There is a movement here to organize a board of associated charities. It should be accomplished and its organization ought not be delayed. It is assumed that Sidney is no exception to the rule that the poor are always with those of better condition, and it must be taken for granted that the town stands ready to endeavor to relieve any case of distress that is worthy of aid. A crowd of about 15 persons took in a merry sleigh ride to Port Jefferson last night.
The change in the United States Express office is so great that unless one knows the street number he may think he has stepped into the office of a hotel. The number is 805, and it is blazoned in tin at the right side of the door. This will be of help to the timid. A.B. Lorton, the proprietor of the “Pacific Garden,” a Main street saloon has disappeared and his place closed.
Railway travel in this part of the state was never so uncertain as now. A train on time is a rarity, and from three to four hours late a common occurrence. Traveling men are belated, and instead of getting out of town between meals, they generally remain a part of two days. The 13 members of Osceola Encampment, I.O.O.F., who went to New Bremen last evening, left that village at 2 a.m. this morning and arrived in Sidney at 8 a.m.
Muck Rack makes it simple to find people, tweets, or articles that mention any name, keyword, company, hashtag etc. We've compiled this guide to help you make the most of your search.
Selecting a term
Start searching tweets, articles from media outlets, articles mentioned in tweets, journalists'
names, titles and bios with some suggested searches:
Companies or Topics (e.g. iPhone, Microsoft)
Phrases (e.g. "cloud computing") — use quotes to keep the terms together
Twitter handles (e.g. @username) — returns those who have mentioned or replied to
Names (e.g. "David Pogue")
Hashtags (e.g. #sxsw, #london2012)
Bio details (e.g. vegan, Olympics, father)
Muck Rack's Advanced Search allows for many boolean operators.

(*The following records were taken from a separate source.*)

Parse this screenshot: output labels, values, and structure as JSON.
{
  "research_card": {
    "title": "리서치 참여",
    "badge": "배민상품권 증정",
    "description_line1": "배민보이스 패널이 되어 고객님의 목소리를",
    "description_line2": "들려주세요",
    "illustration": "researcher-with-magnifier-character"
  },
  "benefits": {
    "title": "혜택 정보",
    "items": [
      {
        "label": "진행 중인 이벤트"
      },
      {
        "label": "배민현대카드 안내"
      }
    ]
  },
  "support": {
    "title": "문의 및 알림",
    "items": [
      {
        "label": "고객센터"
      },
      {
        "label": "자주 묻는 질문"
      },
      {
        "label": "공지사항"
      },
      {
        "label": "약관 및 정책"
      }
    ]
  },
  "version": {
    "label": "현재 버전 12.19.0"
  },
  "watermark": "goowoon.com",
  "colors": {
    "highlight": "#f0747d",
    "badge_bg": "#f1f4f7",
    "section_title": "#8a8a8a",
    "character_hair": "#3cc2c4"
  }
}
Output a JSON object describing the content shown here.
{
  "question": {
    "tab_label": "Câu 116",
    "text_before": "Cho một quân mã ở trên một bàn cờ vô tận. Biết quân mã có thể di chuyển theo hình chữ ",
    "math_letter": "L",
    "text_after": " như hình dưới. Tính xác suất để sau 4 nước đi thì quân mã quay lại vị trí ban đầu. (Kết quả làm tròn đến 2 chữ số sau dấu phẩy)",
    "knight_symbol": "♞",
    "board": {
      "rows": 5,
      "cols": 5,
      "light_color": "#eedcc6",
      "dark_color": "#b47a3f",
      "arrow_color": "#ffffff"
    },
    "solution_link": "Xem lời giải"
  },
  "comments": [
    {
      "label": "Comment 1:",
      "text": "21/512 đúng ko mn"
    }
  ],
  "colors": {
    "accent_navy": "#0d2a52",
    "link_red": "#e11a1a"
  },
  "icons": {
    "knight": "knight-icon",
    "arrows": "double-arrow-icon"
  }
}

Find results that mention multiple specified terms, use AND or
+. For example, ensure each result contains both Elon Musk and Mark Zuckerberg by
searching Musk AND Zuckerberg or Musk + Zuckerberg.
Use the operators OR or , to broaden your search when you'd like either of
multiple terms to appear in results. (This is the default behavior of our search when no operators
are used). For example, results will contain either cake or cookie by searching cake OR cookie or cake,cookie
Use NOT or - to subtract results from your search. For
example, searching Disney will yield results about the Walt Disney Company as well as Walt Disney
World Resort. To exclude mentions of Disney World, search for Disney -World or Disney
When using one of these operators with a phrase, enclose it in quotation marks. For example, you can
find results about smartphones excluding Apple's iPhone 4S by searching smartphone -"iPhone
Exact case matching or punctuation
If you're searching for a brand name or keyword that relies on specific punctuation marks or capitalization, you can
find results that match your exact query by adding matchcase: before the keyword you're searching for, like matchcase:E*TRADE .
Use parentheses to separate multiple
boolean phrases. For example, to find journalists talking about having fun in Disney World or
Disneyland, search for ("disney world" OR disneyland) AND fun.
An asterisk can be used to search for any variation of a root word truncated by the asterisk. For example, searching for admin* will return results for administrator, administration, administer, administered, etc.
A near operator is an AND operator where you can control the distance between the words. You can vary the distance the near operation uses by adding a forward slash and number (between 0-99) such as strawberries NEAR/10 "whipped cream", which means the strawberries must exist within 10 words of "whipped cream".